TASK PROMPT.
With the pictures left out, write every entry down exactly.

□ □ □ □ □

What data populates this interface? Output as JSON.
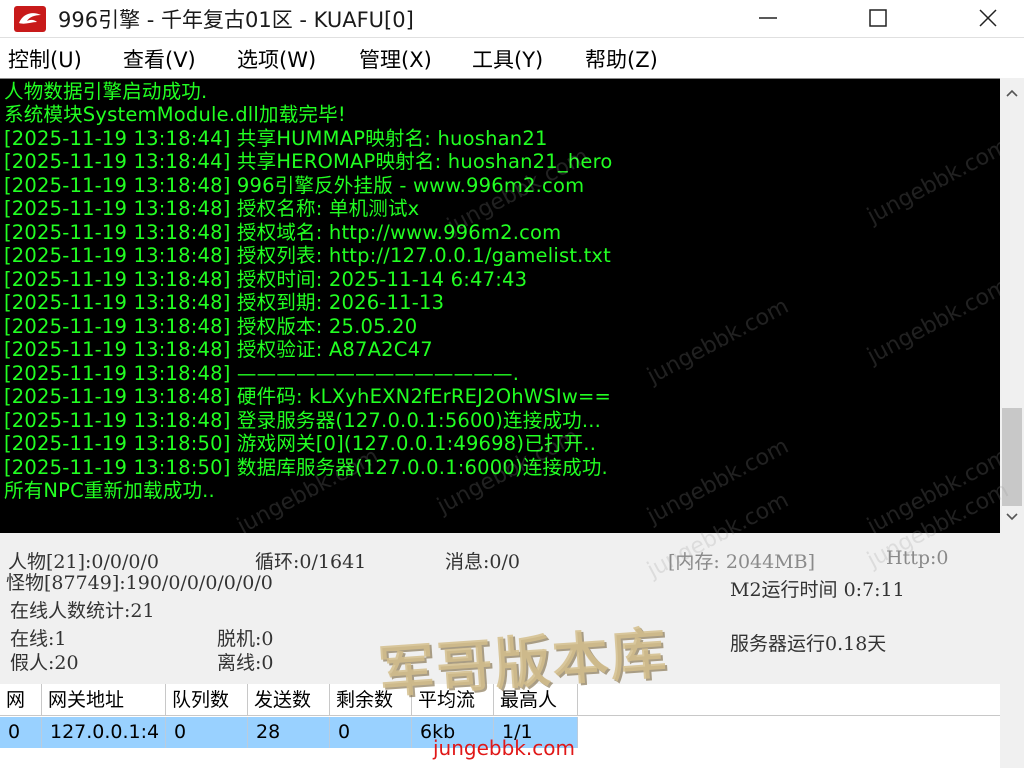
{
  "window": {
    "title": "996引擎 - 千年复古01区 - KUAFU[0]"
  },
  "menu": [
    "控制(U)",
    "查看(V)",
    "选项(W)",
    "管理(X)",
    "工具(Y)",
    "帮助(Z)"
  ],
  "log": [
    "人物数据引擎启动成功.",
    "系统模块SystemModule.dll加载完毕!",
    "[2025-11-19 13:18:44] 共享HUMMAP映射名: huoshan21",
    "[2025-11-19 13:18:44] 共享HEROMAP映射名: huoshan21_hero",
    "[2025-11-19 13:18:48] 996引擎反外挂版 - www.996m2.com",
    "[2025-11-19 13:18:48] 授权名称: 单机测试x",
    "[2025-11-19 13:18:48] 授权域名: http://www.996m2.com",
    "[2025-11-19 13:18:48] 授权列表: http://127.0.0.1/gamelist.txt",
    "[2025-11-19 13:18:48] 授权时间: 2025-11-14 6:47:43",
    "[2025-11-19 13:18:48] 授权到期: 2026-11-13",
    "[2025-11-19 13:18:48] 授权版本: 25.05.20",
    "[2025-11-19 13:18:48] 授权验证: A87A2C47",
    "[2025-11-19 13:18:48] ——————————————.",
    "[2025-11-19 13:18:48] 硬件码: kLXyhEXN2fErREJ2OhWSIw==",
    "[2025-11-19 13:18:48] 登录服务器(127.0.0.1:5600)连接成功...",
    "[2025-11-19 13:18:50] 游戏网关[0](127.0.0.1:49698)已打开..",
    "[2025-11-19 13:18:50] 数据库服务器(127.0.0.1:6000)连接成功.",
    "所有NPC重新加载成功.."
  ],
  "status": {
    "players": "人物[21]:0/0/0/0",
    "loop": "循环:0/1641",
    "message": "消息:0/0",
    "memory": "[内存: 2044MB]",
    "http": "Http:0",
    "monsters": "怪物[87749]:190/0/0/0/0/0/0",
    "m2_runtime": "M2运行时间 0:7:11",
    "online_stats": "在线人数统计:21",
    "online": "在线:1",
    "offline_bot": "脱机:0",
    "fake": "假人:20",
    "disconnected": "离线:0",
    "server_runtime": "服务器运行0.18天"
  },
  "gateway_table": {
    "headers": [
      "网",
      "网关地址",
      "队列数",
      "发送数",
      "剩余数",
      "平均流",
      "最高人"
    ],
    "rows": [
      [
        "0",
        "127.0.0.1:4",
        "0",
        "28",
        "0",
        "6kb",
        "1/1"
      ]
    ]
  },
  "watermark": {
    "text": "jungebbk.com",
    "logo_text": "军哥版本库",
    "site": "jungebbk.com"
  },
  "colors": {
    "console_bg": "#000000",
    "console_text": "#22ff22",
    "selected_row": "#99d1ff",
    "site_link": "#e01818"
  }
}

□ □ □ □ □

WORKED SOLUTION.
What data populates this interface? Output as JSON.
{
  "window": {
    "title": "996引擎 - 千年复古01区 - KUAFU[0]"
  },
  "menu": [
    "控制(U)",
    "查看(V)",
    "选项(W)",
    "管理(X)",
    "工具(Y)",
    "帮助(Z)"
  ],
  "log": [
    "人物数据引擎启动成功.",
    "系统模块SystemModule.dll加载完毕!",
    "[2025-11-19 13:18:44] 共享HUMMAP映射名: huoshan21",
    "[2025-11-19 13:18:44] 共享HEROMAP映射名: huoshan21_hero",
    "[2025-11-19 13:18:48] 996引擎反外挂版 - www.996m2.com",
    "[2025-11-19 13:18:48] 授权名称: 单机测试x",
    "[2025-11-19 13:18:48] 授权域名: http://www.996m2.com",
    "[2025-11-19 13:18:48] 授权列表: http://127.0.0.1/gamelist.txt",
    "[2025-11-19 13:18:48] 授权时间: 2025-11-14 6:47:43",
    "[2025-11-19 13:18:48] 授权到期: 2026-11-13",
    "[2025-11-19 13:18:48] 授权版本: 25.05.20",
    "[2025-11-19 13:18:48] 授权验证: A87A2C47",
    "[2025-11-19 13:18:48] ——————————————.",
    "[2025-11-19 13:18:48] 硬件码: kLXyhEXN2fErREJ2OhWSIw==",
    "[2025-11-19 13:18:48] 登录服务器(127.0.0.1:5600)连接成功...",
    "[2025-11-19 13:18:50] 游戏网关[0](127.0.0.1:49698)已打开..",
    "[2025-11-19 13:18:50] 数据库服务器(127.0.0.1:6000)连接成功.",
    "所有NPC重新加载成功.."
  ],
  "status": {
    "players": "人物[21]:0/0/0/0",
    "loop": "循环:0/1641",
    "message": "消息:0/0",
    "memory": "[内存: 2044MB]",
    "http": "Http:0",
    "monsters": "怪物[87749]:190/0/0/0/0/0/0",
    "m2_runtime": "M2运行时间 0:7:11",
    "online_stats": "在线人数统计:21",
    "online": "在线:1",
    "offline_bot": "脱机:0",
    "fake": "假人:20",
    "disconnected": "离线:0",
    "server_runtime": "服务器运行0.18天"
  },
  "gateway_table": {
    "headers": [
      "网",
      "网关地址",
      "队列数",
      "发送数",
      "剩余数",
      "平均流",
      "最高人"
    ],
    "rows": [
      [
        "0",
        "127.0.0.1:4",
        "0",
        "28",
        "0",
        "6kb",
        "1/1"
      ]
    ]
  },
  "watermark": {
    "text": "jungebbk.com",
    "logo_text": "军哥版本库",
    "site": "jungebbk.com"
  },
  "colors": {
    "console_bg": "#000000",
    "console_text": "#22ff22",
    "selected_row": "#99d1ff",
    "site_link": "#e01818"
  }
}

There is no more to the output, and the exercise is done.